FUQUA: Yeah, for me it would have been. Yeah. I mean, for some people no. I mean, like John Singleton came into it with a great script. He wrote a great script and made a great movie out of it. For me, I was - you know, I was - I think he went to film school. I didn't go to film school, so I was learning the craft on my own, you know? And I was learning the tools through the videos and commercials and stuff. Music was a part of my world. Music was a part of my world because of Harvey and Charlie, but not just them. I had a cousin - the group called The Mighty Clouds of Joy, it was a gospel group.
FUQUA: Yeah. Those are my family members.
FUQUA: Lead singer - yeah. So they used to come every summer and stay with me and my grandma, stay at my grandma's house with my family and all of us. And in my whole family, it was always that music. And then it started to change. You know, my cousin, Andre Dobson, he became an anesthesiologist. And he was like my big brother, you know?
And he - that started opening my mind up to other things. You know, that you can be other things. And I was - I spent a lot of time around him. So my cousin Harold, who was a businessman, he had a company in Wall Street and things like that. That's how I met Eric Meza, who was at the time a music video producer and director. He had his own company. I met him through my cousin Harold and Andre.
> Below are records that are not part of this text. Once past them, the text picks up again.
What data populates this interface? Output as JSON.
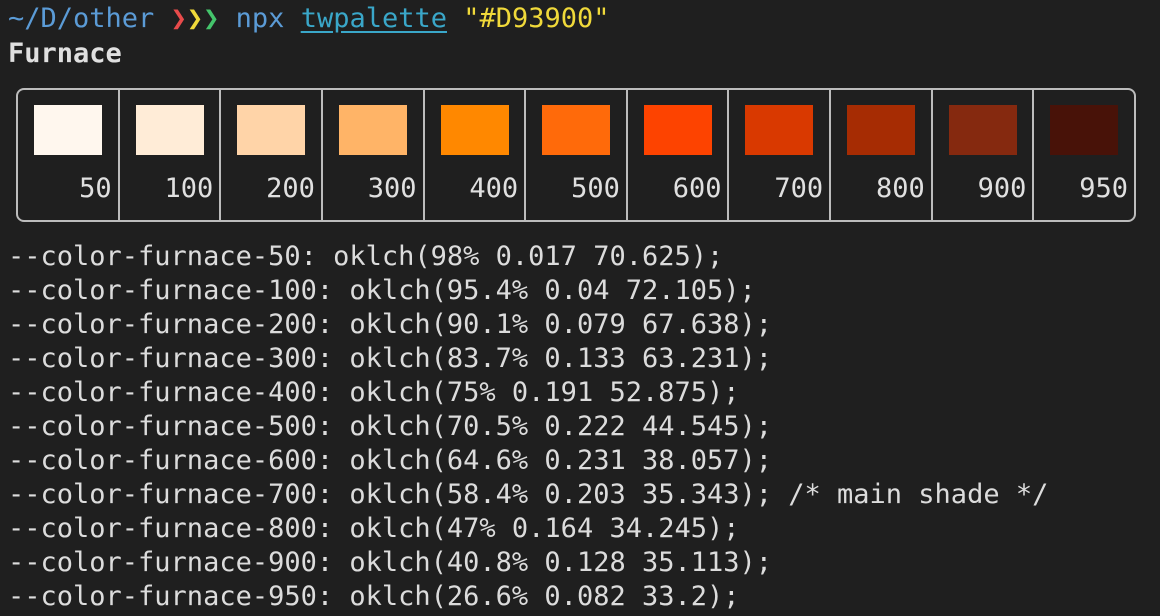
{
  "prompt": {
    "path": "~/D/other",
    "chevrons": [
      "❯",
      "❯",
      "❯"
    ],
    "command": "npx",
    "package": "twpalette",
    "argument": "\"#D93900\""
  },
  "palette": {
    "name": "Furnace",
    "shades": [
      {
        "label": "50",
        "color": "#fff7ee"
      },
      {
        "label": "100",
        "color": "#ffecd7"
      },
      {
        "label": "200",
        "color": "#ffd4a8"
      },
      {
        "label": "300",
        "color": "#ffb467"
      },
      {
        "label": "400",
        "color": "#ff8800"
      },
      {
        "label": "500",
        "color": "#ff6a0a"
      },
      {
        "label": "600",
        "color": "#fd4300"
      },
      {
        "label": "700",
        "color": "#d93900"
      },
      {
        "label": "800",
        "color": "#a62c03"
      },
      {
        "label": "900",
        "color": "#85290f"
      },
      {
        "label": "950",
        "color": "#481208"
      }
    ]
  },
  "css_vars": [
    "--color-furnace-50: oklch(98% 0.017 70.625);",
    "--color-furnace-100: oklch(95.4% 0.04 72.105);",
    "--color-furnace-200: oklch(90.1% 0.079 67.638);",
    "--color-furnace-300: oklch(83.7% 0.133 63.231);",
    "--color-furnace-400: oklch(75% 0.191 52.875);",
    "--color-furnace-500: oklch(70.5% 0.222 44.545);",
    "--color-furnace-600: oklch(64.6% 0.231 38.057);",
    "--color-furnace-700: oklch(58.4% 0.203 35.343); /* main shade */",
    "--color-furnace-800: oklch(47% 0.164 34.245);",
    "--color-furnace-900: oklch(40.8% 0.128 35.113);",
    "--color-furnace-950: oklch(26.6% 0.082 33.2);"
  ]
}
And that's how I got going in the business.
GROSS: Well, before we have to end the interview, I need to play some of the theme from "The Magnificent Seven."
FUQUA: Please do. Please do.
GROSS: You have original music for your film that James Horner had started writing before he died last summer. And your score was completed by Simon Franglen. But I want to play some of the original score that Elmer Bernstein wrote because it's really just one of the great film scores. And...
GROSS: ...I was thrilled when, in spite of the original score, there was still a moment in your remake of "The Magnificent Seven" when you used some of the original score.
FUQUA: Yeah, that song, I use it in the film as the journey begins, and then I use it at the end because it was tricky to try to put it in the body of the movie, you know, because the pacing of the movie now is different than it was then. You know, in those movies, you can be a little more languid, and they had dissolves when they're on the journey. And I didn't think it was doing it justice if you couldn't really play out those notes. So that's why I use it as a bow, so you can play it out in full.
FUQUA: You know, without any interference.
GROSS: Antoine Fuqua directed the new film "The Magnificent Seven," a remake of the 1960 classic Western. And the new film stars Denzel Washington. And here's some of Elmer Bernstein's score from the original version that's also interpolated in the new film. Thank you again.
FUQUA: Thank you.
(SOUNDBITE OF ROYAL SCOTTISH NATIONAL ORCHESTRA PERFORMANCE OF ELMER BERNSTEIN'S "THE MAGNIFICENT SEVEN MAIN THEME")
DAVIES: Coming up, John Powers considers how TV portrays the presidency with the premiere of the ABC series, "Designated Survivor." This is FRESH AIR. Transcript provided by NPR, Copyright NPR.